and nitric acid (HNO3). sulphuric acid. for example.level ozone can irritate the eyes. plastics. clothing. and chest discomfort b. concrete. Greater health threat to children than adults c. . coughing. rubber and plastic is directly related to contaminants in the air. Ozone. diversity and population of some fresh water species will be reduced  Effects on vegetation materials:  Vegetation is easily harmed main agents of damage. Damage to metals. ozone (photochemical smog). The enhanced greenhouse effect the pollutants emitted into atmosphere are implicated in numerous environmental problems. which is predicted to lead to global climate change. Because of the toxic and irritating properties which nitrates has been shown to human beings.
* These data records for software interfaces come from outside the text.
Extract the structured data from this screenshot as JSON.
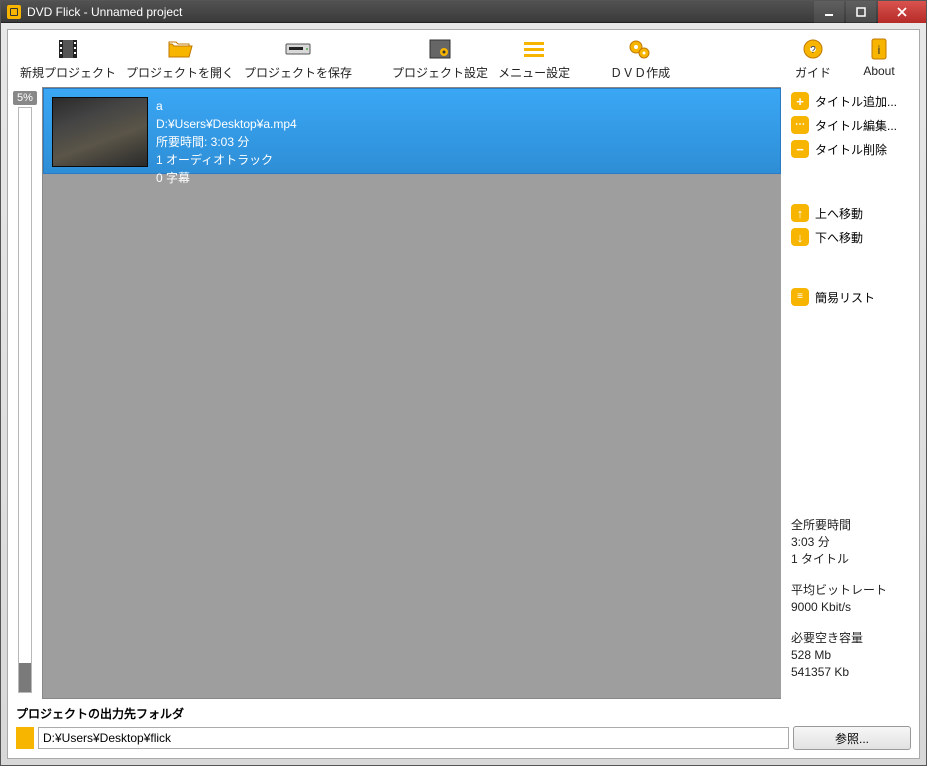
{
  "window": {
    "title": "DVD Flick - Unnamed project"
  },
  "toolbar": {
    "new_project": "新規プロジェクト",
    "open_project": "プロジェクトを開く",
    "save_project": "プロジェクトを保存",
    "project_settings": "プロジェクト設定",
    "menu_settings": "メニュー設定",
    "create_dvd": "ＤＶＤ作成",
    "guide": "ガイド",
    "about": "About"
  },
  "gauge": {
    "percent": "5%",
    "fill_percent": 5
  },
  "title_item": {
    "name": "a",
    "path": "D:¥Users¥Desktop¥a.mp4",
    "duration": "所要時間:  3:03 分",
    "audio": "1 オーディオトラック",
    "subs": "0 字幕"
  },
  "side": {
    "add": "タイトル追加...",
    "edit": "タイトル編集...",
    "remove": "タイトル削除",
    "up": "上へ移動",
    "down": "下へ移動",
    "simple": "簡易リスト"
  },
  "stats": {
    "total_label": "全所要時間",
    "total_value": "3:03 分",
    "titles": "1 タイトル",
    "bitrate_label": "平均ビットレート",
    "bitrate_value": "9000 Kbit/s",
    "space_label": "必要空き容量",
    "space_mb": "528 Mb",
    "space_kb": "541357 Kb"
  },
  "footer": {
    "label": "プロジェクトの出力先フォルダ",
    "path": "D:¥Users¥Desktop¥flick",
    "browse": "参照..."
  }
}
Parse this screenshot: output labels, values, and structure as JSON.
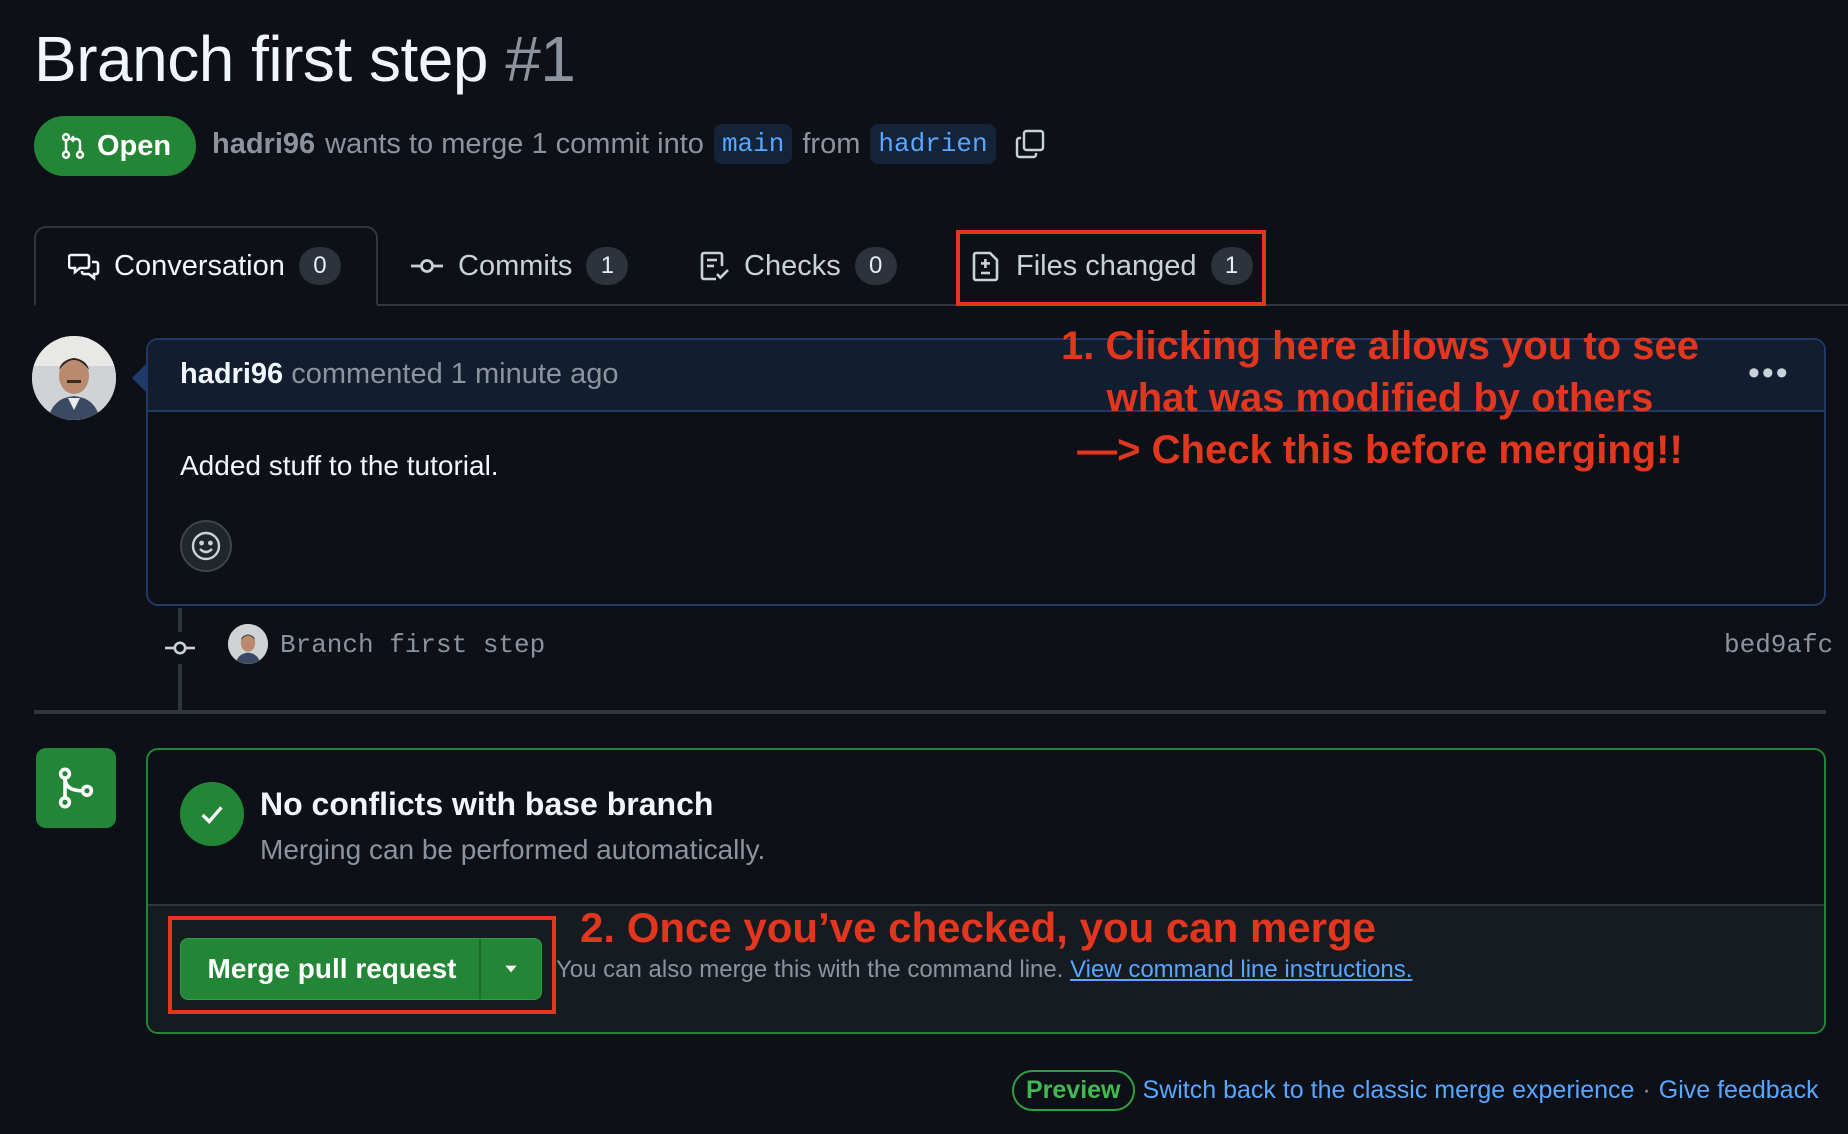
{
  "pr": {
    "title": "Branch first step",
    "number": "#1",
    "status": "Open",
    "author": "hadri96",
    "merge_text": "wants to merge 1 commit into",
    "base_branch": "main",
    "from_text": "from",
    "head_branch": "hadrien"
  },
  "tabs": [
    {
      "label": "Conversation",
      "count": "0",
      "icon": "comment-discussion-icon"
    },
    {
      "label": "Commits",
      "count": "1",
      "icon": "commit-icon"
    },
    {
      "label": "Checks",
      "count": "0",
      "icon": "checklist-icon"
    },
    {
      "label": "Files changed",
      "count": "1",
      "icon": "file-diff-icon"
    }
  ],
  "comment": {
    "author": "hadri96",
    "meta": "commented 1 minute ago",
    "body": "Added stuff to the tutorial."
  },
  "commit": {
    "message": "Branch first step",
    "sha": "bed9afc"
  },
  "merge": {
    "title": "No conflicts with base branch",
    "subtitle": "Merging can be performed automatically.",
    "button_label": "Merge pull request",
    "cli_text": "You can also merge this with the command line.",
    "cli_link": "View command line instructions."
  },
  "footer": {
    "preview_label": "Preview",
    "switch_link": "Switch back to the classic merge experience",
    "separator": "·",
    "feedback_link": "Give feedback"
  },
  "annotations": {
    "note1_line1": "1. Clicking here allows you to see",
    "note1_line2": "what was modified by others",
    "note1_line3": "—> Check this before merging!!",
    "note2": "2. Once you’ve checked, you can merge"
  },
  "colors": {
    "background": "#0d1117",
    "accent_green": "#238636",
    "link_blue": "#58a6ff",
    "annotation_red": "#e2361f"
  }
}
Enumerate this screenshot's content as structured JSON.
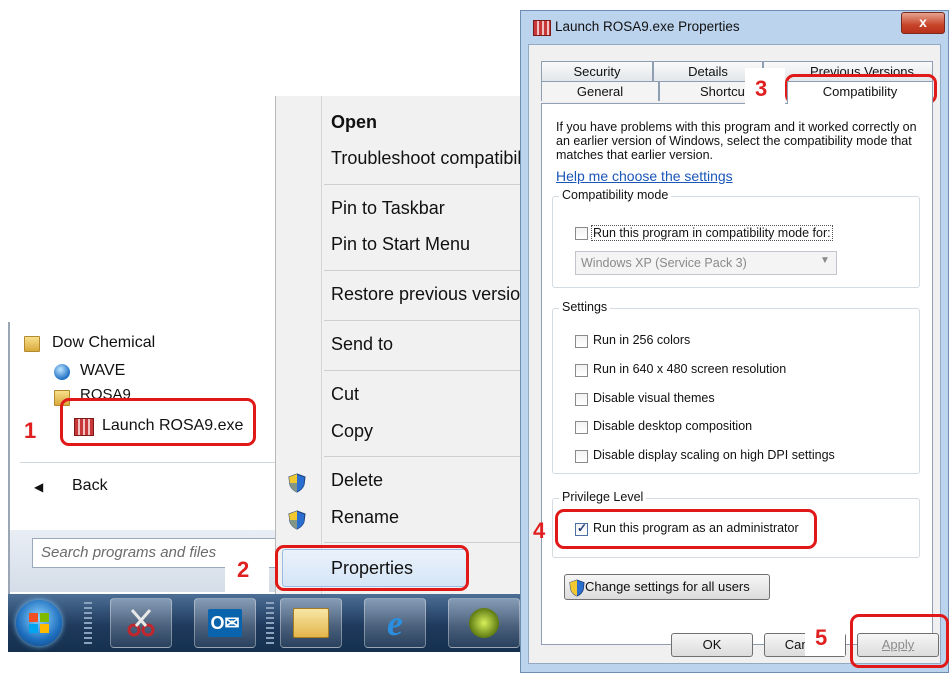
{
  "start_menu": {
    "folder_dow": "Dow Chemical",
    "item_wave": "WAVE",
    "folder_rosa": "ROSA9",
    "item_launch": "Launch ROSA9.exe",
    "back": "Back",
    "search_placeholder": "Search programs and files"
  },
  "context_menu": {
    "open": "Open",
    "troubleshoot": "Troubleshoot compatibility",
    "pin_taskbar": "Pin to Taskbar",
    "pin_start": "Pin to Start Menu",
    "restore": "Restore previous versions",
    "send_to": "Send to",
    "cut": "Cut",
    "copy": "Copy",
    "delete": "Delete",
    "rename": "Rename",
    "properties": "Properties"
  },
  "dialog": {
    "title": "Launch ROSA9.exe Properties",
    "close": "x",
    "tabs_back": [
      "Security",
      "Details",
      "Previous Versions"
    ],
    "tabs_front": [
      "General",
      "Shortcut",
      "Compatibility"
    ],
    "intro_lines": [
      "If you have problems with this program and it worked correctly on",
      "an earlier version of Windows, select the compatibility mode that",
      "matches that earlier version."
    ],
    "help_link": "Help me choose the settings",
    "compat_group": "Compatibility mode",
    "compat_checkbox": "Run this program in compatibility mode for:",
    "compat_select": "Windows XP (Service Pack 3)",
    "settings_group": "Settings",
    "settings_items": [
      "Run in 256 colors",
      "Run in 640 x 480 screen resolution",
      "Disable visual themes",
      "Disable desktop composition",
      "Disable display scaling on high DPI settings"
    ],
    "privilege_group": "Privilege Level",
    "run_admin": "Run this program as an administrator",
    "run_admin_checked": true,
    "change_all": "Change settings for all users",
    "ok": "OK",
    "cancel": "Cancel",
    "apply": "Apply"
  },
  "annotations": [
    "1",
    "2",
    "3",
    "4",
    "5"
  ],
  "colors": {
    "highlight": "#e01818",
    "link": "#1a56b8"
  }
}
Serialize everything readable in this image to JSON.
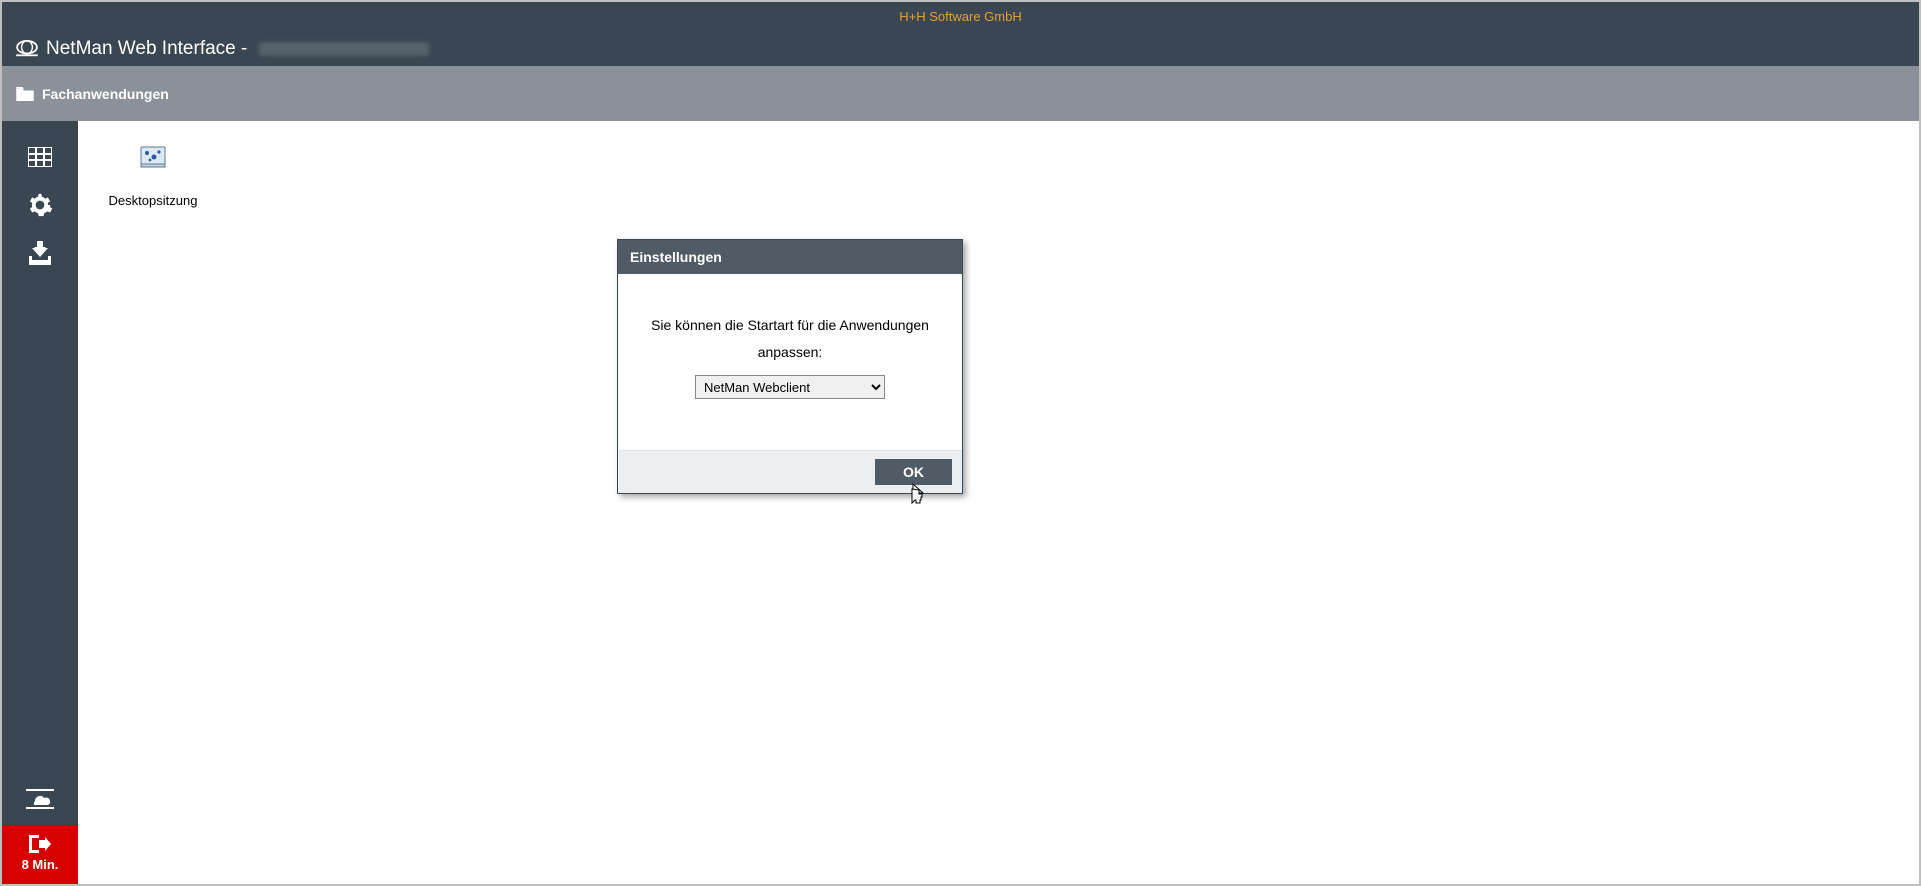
{
  "company": "H+H Software GmbH",
  "app_title": "NetMan Web Interface - ",
  "breadcrumb": {
    "label": "Fachanwendungen"
  },
  "sidebar": {
    "grid_icon": "grid-icon",
    "gear_icon": "gear-icon",
    "download_icon": "download-icon",
    "cloud_icon": "cloud-icon",
    "logout_icon": "logout-icon",
    "logout_label": "8 Min."
  },
  "content": {
    "apps": [
      {
        "label": "Desktopsitzung",
        "icon": "desktop-session-icon"
      }
    ]
  },
  "dialog": {
    "title": "Einstellungen",
    "message_line1": "Sie können die Startart für die Anwendungen",
    "message_line2": "anpassen:",
    "select_value": "NetMan Webclient",
    "ok_label": "OK"
  }
}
Children who live in high ozone areas are more likely to develop asthma f. As a result. As smog increases. The typical culprits are sulfur dioxide. it can trigger more serious health problems. it also contributes to the enhanced greenhouse effect. is not only a major component of smog. Damage to crops and materials alone amounts to roughly $10 billion dollars a year. paints and dyes. Children breathe more often than adults e. stone. Air pollution can restrict lung development d. It was postulated that the presence of PAN in the polluted photochemical atmosphere of large areas of California could contribute to a detrimental effect upon the cardio respiratory efficiency of human being.  Effects on materials:  Smog can also accelerate the deterioration of rubber.  Ozone  Effects on human health: Low concentrations of ground. nose and throat. Causes burning eyes. including: a.